- Leveraging Analytical Skills: Operational engineers can transition to product management roles in IT companies, where their analytical skills and technical background can be used to develop and manage software products. They play a crucial role in defining product features, gathering user feedback, and ensuring the product meets market demands.
- Bridge Between Tech and Business: As product managers, they act as a bridge between the technical development teams and the business side of the company, aligning the product roadmap with strategic goals.
- Project Oversight: Operational engineers can pivot to program management, where they oversee multiple projects, ensuring they are on schedule, within budget, and aligned with organisational objectives.
- Resource Allocation: Program managers are responsible for resource allocation, risk assessment, and ensuring that projects are executed efficiently, making this role an ideal fit for individuals with a background in managing complex operations.
Coding (Data Scientist)
- Data-Driven Decision Making: Transitioning into data science or coding roles, operational engineers can leverage their analytical and problem-solving skills to work with large datasets, extract insights, and make data-driven decisions.
- Machine Learning and Analytics: They can apply machine learning and statistical analysis to solve complex problems, contributing to areas like predictive maintenance, logistics optimization, and more, particularly in fields where data analysis is critical.

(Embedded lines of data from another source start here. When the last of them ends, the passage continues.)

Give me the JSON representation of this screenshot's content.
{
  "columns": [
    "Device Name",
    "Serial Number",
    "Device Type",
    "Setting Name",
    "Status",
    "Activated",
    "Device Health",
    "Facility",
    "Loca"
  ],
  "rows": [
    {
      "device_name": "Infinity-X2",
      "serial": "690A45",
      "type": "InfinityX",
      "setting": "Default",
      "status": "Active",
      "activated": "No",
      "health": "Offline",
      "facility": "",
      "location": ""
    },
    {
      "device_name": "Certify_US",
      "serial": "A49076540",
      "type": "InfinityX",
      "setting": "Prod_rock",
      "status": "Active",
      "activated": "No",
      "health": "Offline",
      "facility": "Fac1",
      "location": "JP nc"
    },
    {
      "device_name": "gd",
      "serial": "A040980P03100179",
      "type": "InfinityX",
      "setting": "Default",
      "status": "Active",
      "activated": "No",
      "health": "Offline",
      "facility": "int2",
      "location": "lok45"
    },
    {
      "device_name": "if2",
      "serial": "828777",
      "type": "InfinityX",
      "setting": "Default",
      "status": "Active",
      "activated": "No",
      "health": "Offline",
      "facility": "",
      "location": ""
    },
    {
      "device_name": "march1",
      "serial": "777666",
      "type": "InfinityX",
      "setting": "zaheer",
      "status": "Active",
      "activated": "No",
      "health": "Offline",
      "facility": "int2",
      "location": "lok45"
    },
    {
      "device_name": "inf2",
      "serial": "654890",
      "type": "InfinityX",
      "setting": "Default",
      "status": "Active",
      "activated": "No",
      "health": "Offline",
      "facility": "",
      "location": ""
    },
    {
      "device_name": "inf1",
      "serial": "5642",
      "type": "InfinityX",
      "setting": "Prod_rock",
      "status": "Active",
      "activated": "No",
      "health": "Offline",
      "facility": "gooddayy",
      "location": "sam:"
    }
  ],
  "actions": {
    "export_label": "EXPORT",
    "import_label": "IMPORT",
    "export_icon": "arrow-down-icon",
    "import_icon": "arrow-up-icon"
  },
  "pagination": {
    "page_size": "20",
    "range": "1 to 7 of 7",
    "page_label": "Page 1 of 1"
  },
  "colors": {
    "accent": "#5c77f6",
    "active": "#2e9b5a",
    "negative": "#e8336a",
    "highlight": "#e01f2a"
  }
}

In conclusion, we’ve explored the exciting world of career possibilities for marine engineers. From the heart of the shipping industry to diverse opportunities beyond the sea, there’s a wide horizon waiting to be explored. But the journey doesn’t end here! In our upcoming blog, we’ll be diving into the career options for deck officers. So, stay tuned for more exciting insights into their adventures in the core, broader, and beyond the shipping industry! Get ready to go Onshore with us!